WHO is the major policy holder in response to alcohol harm, although the recent involvement of the UN via its focus on the NCD epidemic and the establishment of the SDGs has provided an important cross cutting response to harmful use of alcohol. The WHO response, after a long period of no attention, was in the form of the global strategy to reduce the harmful use of alcohol, endorsed by the WHA in 2010. However, few resources were committed , the global strategy is a list of potential strategies not a binding treaty and little effective impact has been seen particularly in LMICs.
A key issue in the UN context has been the lack of adequate response to conflict of interest. The WHO Framework for Engagement with Non State Actors is silent on alcohol. Calls for a Framework Convention on Alcohol Control (FCAC), which would crucially include an equivalent clause to 5.3 of the Framework Convention on Tobacco Control (FCTC), that limits tobacco industry involvement, were common in the years prior to the global strategy. Such calls died away after the global strategy endorsement; they have, however, begun to surface again, from academics, civil society and middle-income countries in the WHA.
The model provided by the FCTC seems particularly well suited to alcohol; while there are substantial differences between tobacco and alcohol in terms of the nature of the harms and the likely preferred end game, the similarities in business practices are substantial.
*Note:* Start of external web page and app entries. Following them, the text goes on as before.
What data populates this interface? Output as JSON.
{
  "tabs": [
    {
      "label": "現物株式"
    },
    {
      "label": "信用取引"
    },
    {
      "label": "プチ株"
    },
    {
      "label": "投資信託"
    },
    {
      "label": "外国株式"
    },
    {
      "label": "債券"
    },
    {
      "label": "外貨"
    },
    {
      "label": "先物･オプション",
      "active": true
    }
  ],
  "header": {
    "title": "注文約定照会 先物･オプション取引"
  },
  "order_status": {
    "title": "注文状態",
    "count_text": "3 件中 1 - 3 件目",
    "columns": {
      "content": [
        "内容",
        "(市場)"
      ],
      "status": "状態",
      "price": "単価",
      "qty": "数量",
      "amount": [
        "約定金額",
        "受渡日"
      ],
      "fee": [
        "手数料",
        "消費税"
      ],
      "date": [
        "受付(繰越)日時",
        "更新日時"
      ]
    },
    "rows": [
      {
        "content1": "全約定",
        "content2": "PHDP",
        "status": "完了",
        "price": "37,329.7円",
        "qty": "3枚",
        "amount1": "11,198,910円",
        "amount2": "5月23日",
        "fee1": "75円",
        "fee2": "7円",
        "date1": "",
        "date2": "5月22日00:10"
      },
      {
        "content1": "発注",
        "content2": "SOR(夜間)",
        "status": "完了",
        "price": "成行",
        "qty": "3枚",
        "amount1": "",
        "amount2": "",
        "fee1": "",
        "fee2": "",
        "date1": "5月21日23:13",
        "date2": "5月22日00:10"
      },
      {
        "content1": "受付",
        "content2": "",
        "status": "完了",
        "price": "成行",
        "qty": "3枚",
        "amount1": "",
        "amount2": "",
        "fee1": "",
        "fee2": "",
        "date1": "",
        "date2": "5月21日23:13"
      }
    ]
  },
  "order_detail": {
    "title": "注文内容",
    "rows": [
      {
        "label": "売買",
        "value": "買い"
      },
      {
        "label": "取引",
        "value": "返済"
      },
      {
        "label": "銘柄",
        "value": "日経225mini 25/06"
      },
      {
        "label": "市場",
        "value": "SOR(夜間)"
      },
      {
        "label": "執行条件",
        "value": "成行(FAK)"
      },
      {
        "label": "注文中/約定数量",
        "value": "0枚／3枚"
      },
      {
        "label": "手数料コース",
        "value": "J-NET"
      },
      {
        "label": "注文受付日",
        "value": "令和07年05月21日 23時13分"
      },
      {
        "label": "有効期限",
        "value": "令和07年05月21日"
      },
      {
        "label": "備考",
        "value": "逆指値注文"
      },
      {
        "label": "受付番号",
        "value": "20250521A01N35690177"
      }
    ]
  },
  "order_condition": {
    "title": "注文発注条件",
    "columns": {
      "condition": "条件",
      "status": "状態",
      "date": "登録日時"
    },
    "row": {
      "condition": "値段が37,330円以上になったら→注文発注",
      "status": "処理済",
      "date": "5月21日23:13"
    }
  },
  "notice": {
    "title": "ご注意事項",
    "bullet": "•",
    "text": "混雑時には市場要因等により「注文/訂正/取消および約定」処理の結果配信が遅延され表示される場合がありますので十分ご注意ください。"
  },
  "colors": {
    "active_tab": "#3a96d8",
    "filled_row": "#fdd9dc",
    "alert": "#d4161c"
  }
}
There is no level of alcohol use completely without risk and the much publicised benefits to cardiovascular health of alcohol are as irrelevant to a policy response aiming to reduce harm as are the health benefits of tobacco.
Crucially, there is a need for an international treaty to respond to cross border promotion of alcohol, especially potent in the digital media, and the trade and economic treaties which privilege the corporations. The drivers of harmful use of alcohol and tobacco are the same: oversupply, marketing and affordability and an FCAC would look very similar to the FCTC with some additional requirements to address intoxication effects, for example, licensed hours of sale and preventing traffic crash .
The TNACs have no global and limited national restraints on their activities. Their expansion into the emerging markets of middle-income countries and reliance for profits on harmful alcohol use presents a clear and urgent threat to global health. As they report to their shareholders, they are currently succeeding in mitigating threats to their sales by subverting the development and implementation of effective alcohol policy. A global response to prevent marketing, over supply, inappropriate affordability and industry interference in policy is urgently required.
Whether the conditions that created the establishment of the FCTC, including a champion within the UN system, are likely to prevail in the current context is unclear. An FCAC is the TNACs’ worst nightmare and strong resistance from them and the member states which represent their interests is to be expected. However, the FCTC was once an unlikely aspiration and provides a valuable precedent for those concerned about the global health risk from the largely unregulated marketing and distribution of alcohol.